At times, more than one range may be present within a text string as seen in the second row of the Results Table 122 shown in FIG. 4. This can happen when certain telephone numbers within an order are skipped for any number of reasons. In such a situation, the text string may be entered such that the range of numbers is followed by a comma and a second range of four-digit extensions. The first and second numbers from the second range of four-digit extensions are extracted and entered into the Extension 4 and Extension 3 fields, respectively, in a similar manner as described for Extensions 1 and 2. The total number of telephone numbers ordered from this row is determined by calculating the differences between Extensions 1 and 2 and between Extensions 3 and 4, adding those two differences together, and adding two. In our example from row 2 of FIG. 4, (7000−6501)+(7500−7002)+2=999 telephone numbers. Note that the same counting techniques described here may be employed to count the telephone numbers found as a result of the first search, the second search, or those found as a result of manually analyzing those orders left over after the completion of the first and second searches.
It is to be understood that while the examples described above refer to ten-digit telephone numbers, the present invention is equally applicable to any calling identifier of any communication device now known or developed in the future. For example, the invention described above could be used to count the number of IP addresses ordered for Voice-Over-IP communications. A single, unique numerical IP address would count once, while the last digits of a sequential range of IP addresses following a FID used to identify IP addresses in the Completions Table could be extracted as extensions and subtracted to determine the number of IP addresses ordered in that particular line of the Completions Table.

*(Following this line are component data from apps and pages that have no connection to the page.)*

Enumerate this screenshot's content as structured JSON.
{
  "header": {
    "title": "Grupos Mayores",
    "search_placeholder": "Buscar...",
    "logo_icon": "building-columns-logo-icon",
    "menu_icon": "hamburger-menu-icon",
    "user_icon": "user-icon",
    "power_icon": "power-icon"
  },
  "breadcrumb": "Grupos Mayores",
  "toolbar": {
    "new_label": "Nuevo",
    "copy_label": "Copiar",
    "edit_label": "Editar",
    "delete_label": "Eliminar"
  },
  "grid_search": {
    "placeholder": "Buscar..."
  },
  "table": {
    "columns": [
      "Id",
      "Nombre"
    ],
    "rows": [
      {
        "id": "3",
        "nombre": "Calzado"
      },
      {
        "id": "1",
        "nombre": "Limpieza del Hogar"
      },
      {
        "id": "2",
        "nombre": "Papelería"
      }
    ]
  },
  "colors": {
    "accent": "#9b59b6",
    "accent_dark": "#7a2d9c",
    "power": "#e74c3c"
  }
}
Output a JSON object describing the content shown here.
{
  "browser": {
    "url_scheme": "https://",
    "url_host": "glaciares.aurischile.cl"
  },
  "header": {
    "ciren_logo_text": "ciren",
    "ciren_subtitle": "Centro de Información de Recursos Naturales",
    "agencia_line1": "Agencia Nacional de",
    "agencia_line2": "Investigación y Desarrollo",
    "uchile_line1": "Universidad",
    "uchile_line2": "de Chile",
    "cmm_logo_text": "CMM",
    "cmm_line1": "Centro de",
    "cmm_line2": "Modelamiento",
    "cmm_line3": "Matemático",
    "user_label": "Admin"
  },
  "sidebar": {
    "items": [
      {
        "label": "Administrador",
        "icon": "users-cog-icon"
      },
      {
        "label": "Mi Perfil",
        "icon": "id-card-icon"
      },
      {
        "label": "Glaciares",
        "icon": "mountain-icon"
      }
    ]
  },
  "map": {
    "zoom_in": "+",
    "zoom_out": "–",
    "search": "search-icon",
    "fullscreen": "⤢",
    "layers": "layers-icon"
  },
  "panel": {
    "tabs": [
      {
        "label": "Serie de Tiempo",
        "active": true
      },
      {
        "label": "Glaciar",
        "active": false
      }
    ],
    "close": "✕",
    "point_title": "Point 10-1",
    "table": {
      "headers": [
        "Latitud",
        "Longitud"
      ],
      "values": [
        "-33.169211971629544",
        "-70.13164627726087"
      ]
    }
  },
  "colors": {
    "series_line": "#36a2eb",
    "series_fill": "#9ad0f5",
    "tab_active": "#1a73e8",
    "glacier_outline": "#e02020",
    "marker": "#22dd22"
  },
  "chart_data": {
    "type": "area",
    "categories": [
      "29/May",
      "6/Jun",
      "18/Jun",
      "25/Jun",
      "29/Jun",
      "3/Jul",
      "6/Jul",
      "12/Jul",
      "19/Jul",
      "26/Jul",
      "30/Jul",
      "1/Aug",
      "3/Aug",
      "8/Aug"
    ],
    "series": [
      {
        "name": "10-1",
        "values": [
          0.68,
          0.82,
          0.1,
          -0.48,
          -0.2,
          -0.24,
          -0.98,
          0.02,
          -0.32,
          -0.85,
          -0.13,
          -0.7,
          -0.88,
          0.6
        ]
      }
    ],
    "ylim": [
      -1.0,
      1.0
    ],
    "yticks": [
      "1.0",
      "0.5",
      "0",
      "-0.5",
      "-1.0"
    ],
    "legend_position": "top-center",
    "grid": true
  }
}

After determining the total number of IP addresses ordered in each line of the Completions Table, the totals are added together to arrive at a total number of IP addresses ordered during the selected time period.
The above specification, examples and data provide a complete description of the manufacture and use of the composition of the invention. Since many embodiments of the invention can be made without departing from the spirit and scope of the invention, the invention resides in the claims hereinafter appended.